|International Classification||B24B37/013, B24B49/12, B24B49/02|
|Cooperative Classification||B24B49/12, B24B49/02, B24B37/013|
|European Classification||B24B37/013, B24B49/12, B24B49/02|
|Mar 30, 1999||AS||Assignment|
Owner name: TAIWAN SEMICONDICTOR MANFACTURING COMPANY, LTD., T
Free format text: ASSIGNMENT OF ASSIGNORS INTEREST;ASSIGNORS:LIN, CHIH-LUNG;WANG, TING-CHU;REEL/FRAME:009878/0428
Effective date: 19981228
|Dec 8, 2003||FPAY||Fee payment|
Year of fee payment: 4
|Dec 24, 2003||REMI||Maintenance fee reminder mailed|
|Sep 21, 2007||FPAY||Fee payment|
Year of fee payment: 8

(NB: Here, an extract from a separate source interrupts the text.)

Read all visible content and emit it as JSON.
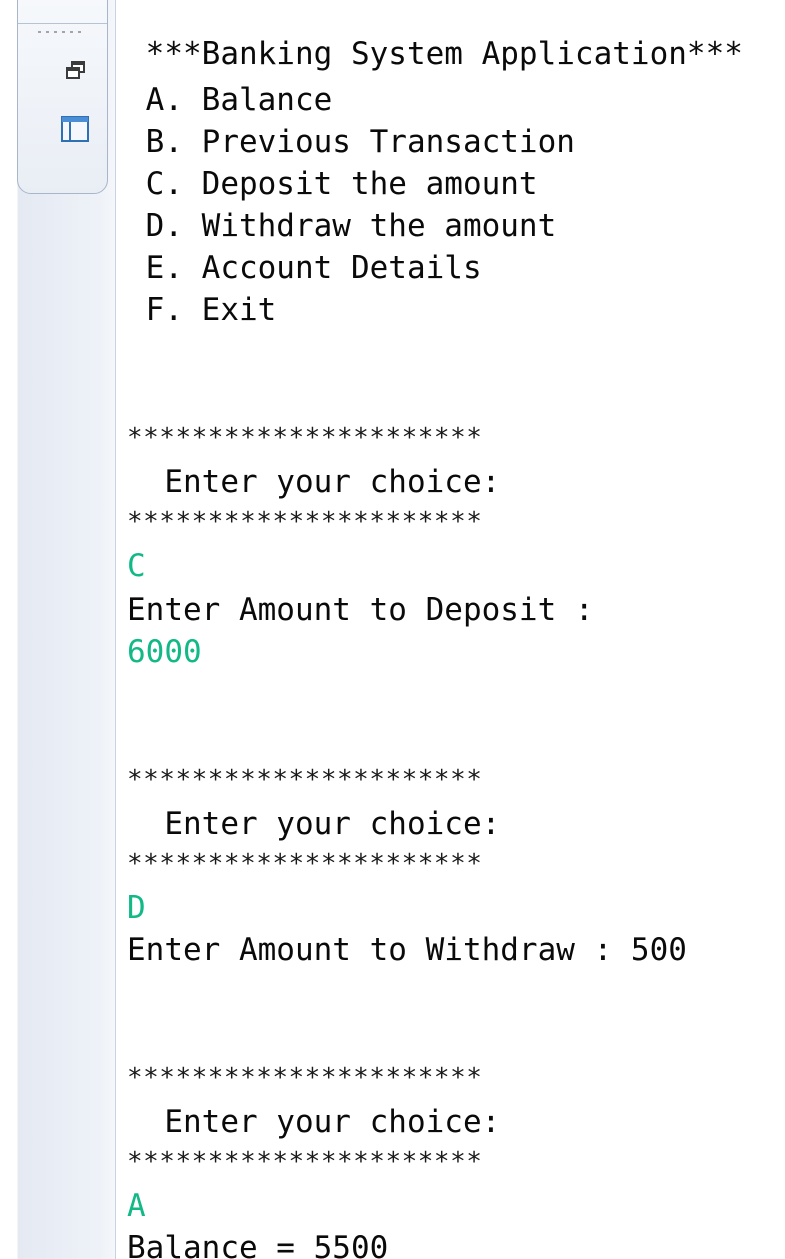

|Sep 19, 2011||FPAY||Fee payment|
Year of fee payment: 12